Category Archive for: ‘Woody Weingarten’
Until the other night, I was a virgin.
No, it’s not what you think. What I mean is, I’d never been to Feinstein’s at the Nikko although the intimate, upscale nightclub has been open since 2013.
When pianist-singer Michael Feinstein and the San Francisco hotel near Union Square formed a partnership.
The 140-seat theater normally books cabaret performers. But lately it’s been putting on miniaturized performances of Broadway shows.
Which is why I went.
To see an old friend, Meg Mackay, as the eccentric, bohemian title character in “Mame in Concert.”
As well as cabaret luminary Sharon McNight.
Both lived up to my expectations.
Meg’s eye and facial movements, as always, were big. Her smile was big. Her singing voice, which as usual delivered both comic and serious tunes divinely, was big.
Her clownishness, too, was big — especially when she intentionally fell off a chair.
In case you missed my drift, her talent is — with no apologies to Donald — huuuuge.

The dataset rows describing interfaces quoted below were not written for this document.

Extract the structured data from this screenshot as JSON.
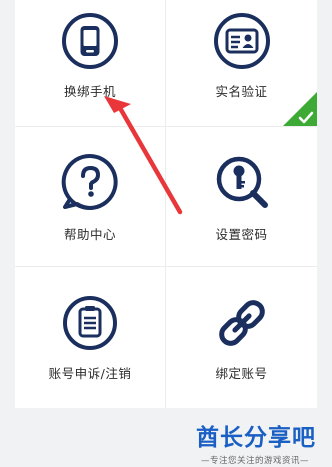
{
  "menu": {
    "items": [
      {
        "label": "换绑手机",
        "icon": "phone-icon"
      },
      {
        "label": "实名验证",
        "icon": "id-card-icon",
        "badge": "verified-check"
      },
      {
        "label": "帮助中心",
        "icon": "help-icon"
      },
      {
        "label": "设置密码",
        "icon": "key-search-icon"
      },
      {
        "label": "账号申诉/注销",
        "icon": "clipboard-icon"
      },
      {
        "label": "绑定账号",
        "icon": "link-icon"
      }
    ]
  },
  "brand": {
    "title": "酋长分享吧",
    "subtitle": "—专注您关注的游戏资讯—"
  },
  "colors": {
    "icon_navy": "#1b2f5e",
    "verified_green": "#3daa35",
    "arrow_red": "#e8363a",
    "brand_blue": "#1a5fc4"
  }
}
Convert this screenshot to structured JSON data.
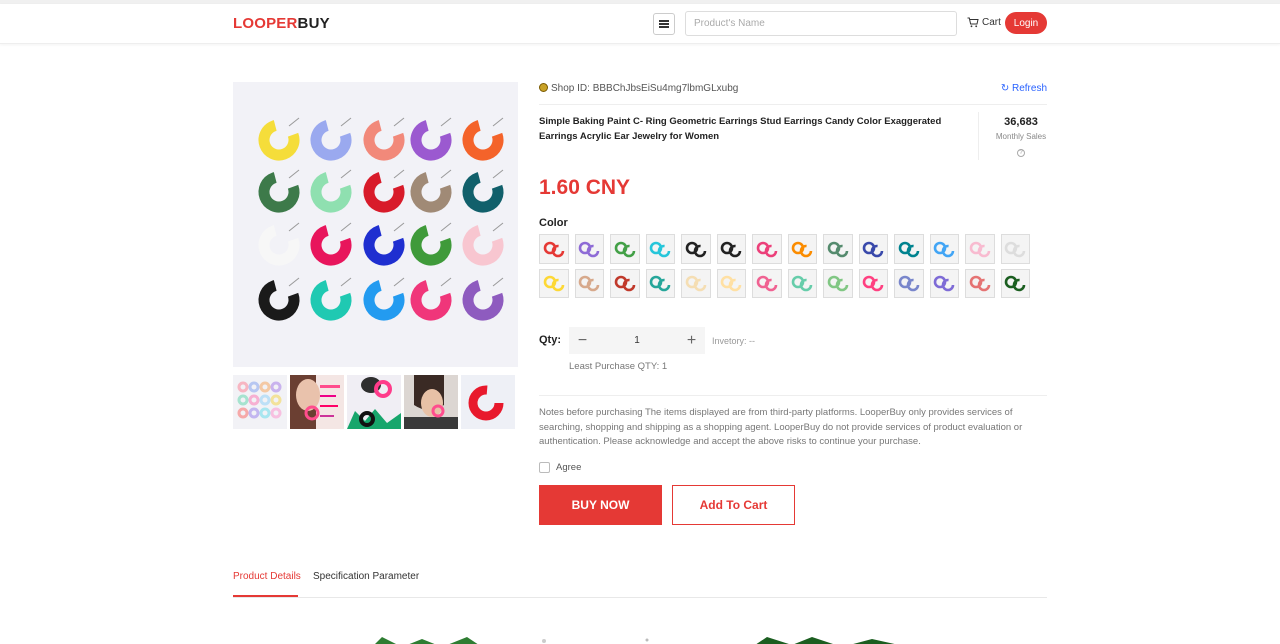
{
  "header": {
    "logo_part1": "LOOPER",
    "logo_part2": "BUY",
    "search_placeholder": "Product's Name",
    "cart_label": "Cart",
    "login_label": "Login"
  },
  "product": {
    "shop_id": "Shop ID: BBBChJbsEiSu4mg7lbmGLxubg",
    "refresh_label": "Refresh",
    "title": "Simple Baking Paint C- Ring Geometric Earrings Stud Earrings Candy Color Exaggerated Earrings Acrylic Ear Jewelry for Women",
    "monthly_sales_value": "36,683",
    "monthly_sales_label": "Monthly Sales",
    "price": "1.60 CNY",
    "color_label": "Color",
    "swatch_colors": [
      "#e53935",
      "#8e6bd6",
      "#43a047",
      "#26c6da",
      "#222222",
      "#222222",
      "#ec407a",
      "#fb8c00",
      "#558b6e",
      "#3949ab",
      "#00838f",
      "#42a5f5",
      "#f8bbd0",
      "#dddddd",
      "#fdd835",
      "#d7a98c",
      "#c0392b",
      "#26a69a",
      "#f5deb3",
      "#ffe0a3",
      "#f06292",
      "#66cdaa",
      "#81c784",
      "#ff4081",
      "#7986cb",
      "#7e6bd6",
      "#e57373",
      "#1b5e20"
    ],
    "qty_label": "Qty:",
    "qty_value": "1",
    "inventory": "Invetory: --",
    "least_purchase": "Least Purchase QTY: 1",
    "notes": "Notes before purchasing The items displayed are from third-party platforms. LooperBuy only provides services of searching, shopping and shipping as a shopping agent. LooperBuy do not provide services of product evaluation or authentication. Please acknowledge and accept the above risks to continue your purchase.",
    "agree_label": "Agree",
    "buy_now_label": "BUY NOW",
    "add_to_cart_label": "Add To Cart"
  },
  "gallery": {
    "main_hoop_colors": [
      "#f5dd3a",
      "#9aa9ef",
      "#f2897a",
      "#9b59d0",
      "#f4632a",
      "#3d7a4a",
      "#8fe0b0",
      "#d81b2a",
      "#a08a76",
      "#11606b",
      "#f7f7f7",
      "#e8155c",
      "#1f2fd0",
      "#3f9a3a",
      "#f8c6d0",
      "#1a1a1a",
      "#1fc9b2",
      "#239bf0",
      "#f0367a",
      "#8e5bbf"
    ],
    "thumbnail_count": 5
  },
  "tabs": [
    {
      "label": "Product Details"
    },
    {
      "label": "Specification Parameter"
    }
  ]
}
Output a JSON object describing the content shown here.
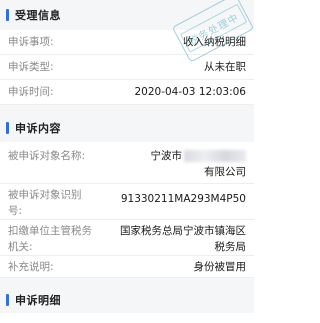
{
  "sections": {
    "handling": {
      "title": "受理信息"
    },
    "content": {
      "title": "申诉内容"
    },
    "detail": {
      "title": "申诉明细"
    }
  },
  "handling_rows": {
    "item": {
      "label": "申诉事项:",
      "value": "收入纳税明细"
    },
    "type": {
      "label": "申诉类型:",
      "value": "从未在职"
    },
    "time": {
      "label": "申诉时间:",
      "value": "2020-04-03 12:03:06"
    }
  },
  "content_rows": {
    "target_name": {
      "label": "被申诉对象名称:",
      "value_prefix": "宁波市",
      "value_suffix": "有限公司"
    },
    "target_id": {
      "label_line1": "被申诉对象识别",
      "label_line2": "号:",
      "value": "91330211MA293M4P50"
    },
    "tax_authority": {
      "label_line1": "扣缴单位主管税务",
      "label_line2": "机关:",
      "value_line1": "国家税务总局宁波市镇海区",
      "value_line2": "税务局"
    },
    "remark": {
      "label": "补充说明:",
      "value": "身份被冒用"
    }
  },
  "stamp": {
    "text": "税务处理中"
  },
  "colors": {
    "accent": "#2f6fe0",
    "section_bg": "#f5f6f8",
    "stamp": "#5aaabe"
  }
}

The blonde bombshell, forever the compleat professional, smiled and even seemed enthralled while seated behind the other performers who bounced up and down from their chairs on cue.
That particular grin?

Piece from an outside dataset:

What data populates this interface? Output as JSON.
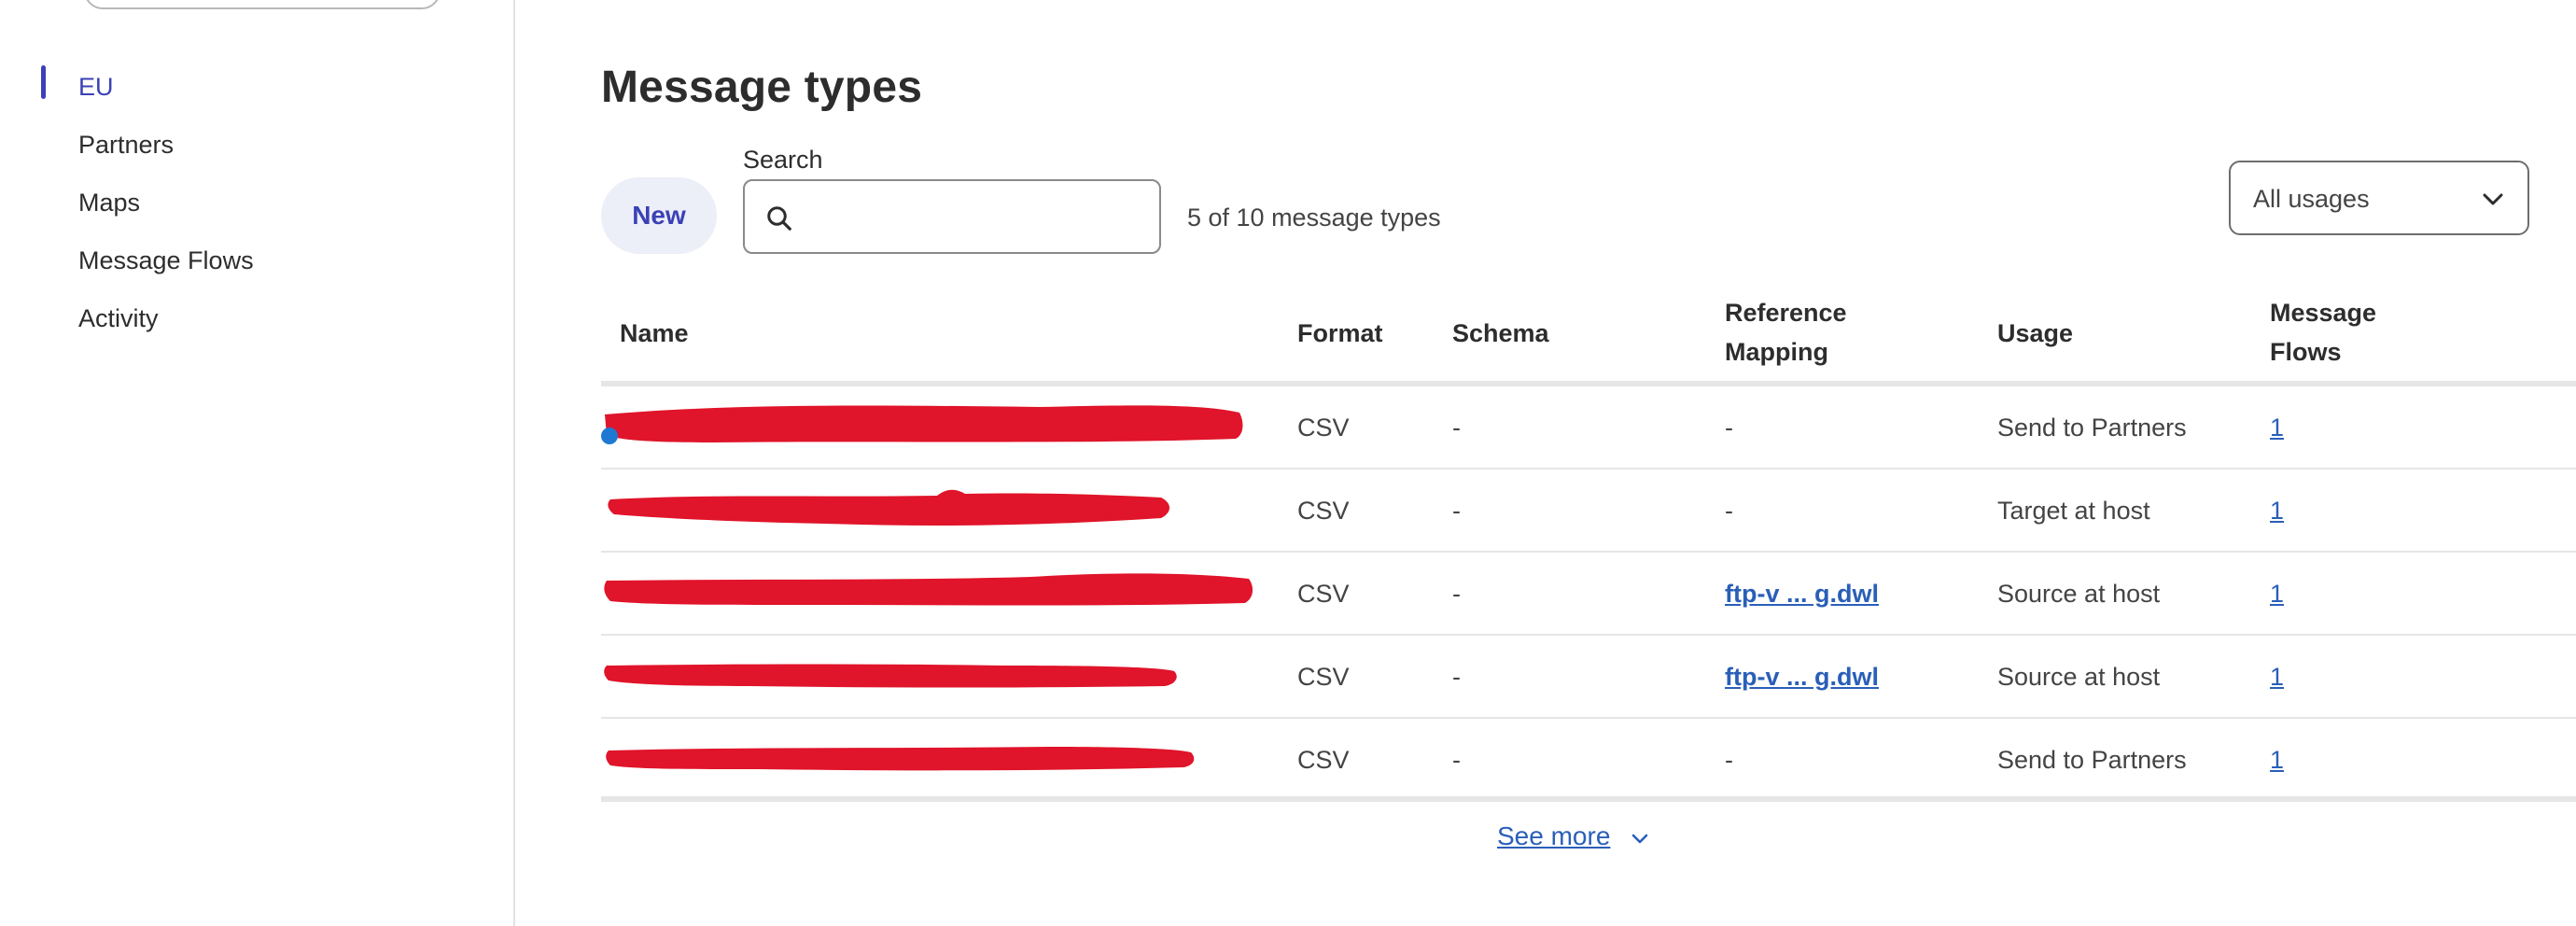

“Because I realized I could still be seen by the audience,” she confided to me afterward.
Meg the Marvelous, I’d privately dubbed the alumna of Beach Blanket Babylon, the touring company of “Torch Song Trilogy,” the Mountain Play, and countless one-woman shows and collaborations with her accompanist-husband, Billy Philadelphia.
And that was well before my wife and I hired her more than a decade ago to sing several songs on a demo of a musical revue we’d written, “Touching Up the Grey,” a predominantly comic peek at the aging process.
The mostly gay “Mame in Concert” audience appeared to adore all seven piano-backed singers (secure because they could peek into bluish three-ring binders containing the score).
McNight actually sat quietly through most of it, rising only thrice — to become the mischievous Vera Charles (the world’s greatest lush) and sing “The Man in the Moon (Is a Lady),” to parody lyrics of the title tune, and to join Meg in a duo that became the evening’s showstopper, the wonderfully bitchy “Bosom Buddies.”
McNight’s rubbery face made me laugh every time it moved — a perfect twitch here, a contortion there.
I’ve long been a fan.
Her website gives a hint why. It notes that she’s “played from Moose Hall to Carnegie Hall and anywhere the check doesn’t bounce,” has an “eclectic repertory [that] ranges from blues to country (yes, she yodels),” and “was one of two heterosexual women chosen as the Grand Marshall of San Francisco’s Gay Parade.”
Narrator Darlene Popovic also tickled me.
By giving a laundry list of Big Names — including Mary Martin and Judy Garland — who’d turned down the 1966 Broadway role before Angela Lansbury took on the Jerry Herman lyrics and music.
And imitating Phyllis Diller’s maniacal laugh.
Not incidentally, my spouse and I arrived early to eat up our $20-per-person minimum (that goes on top of the ticket admission). Our meals were, respectively, a scrumptious salmon Broadway Box (replete with soup ‘n’ salad) and Kobe beef burger and fries.
Because of the format’s limitations, several items were absent from the 90-minute production, though: slapstick sight gags, clever choreography and flamboyant costumes.
Still, for what it was, the show was killer. On second thought, make that splendiferous.
Upcoming performers at Feinstein’s at the Nikko, where admission generally ranges from $20 to $75, will include singer-actress Lucie Arnaz (Sept. 16 and 17), comedian Robert Klein (Oct. 20), “the voice of Broadway” Betty Buckley (Oct. 21 and 22), and another Show Biz buddy of mine, jazz singer Lua Hadar (Nov. 10).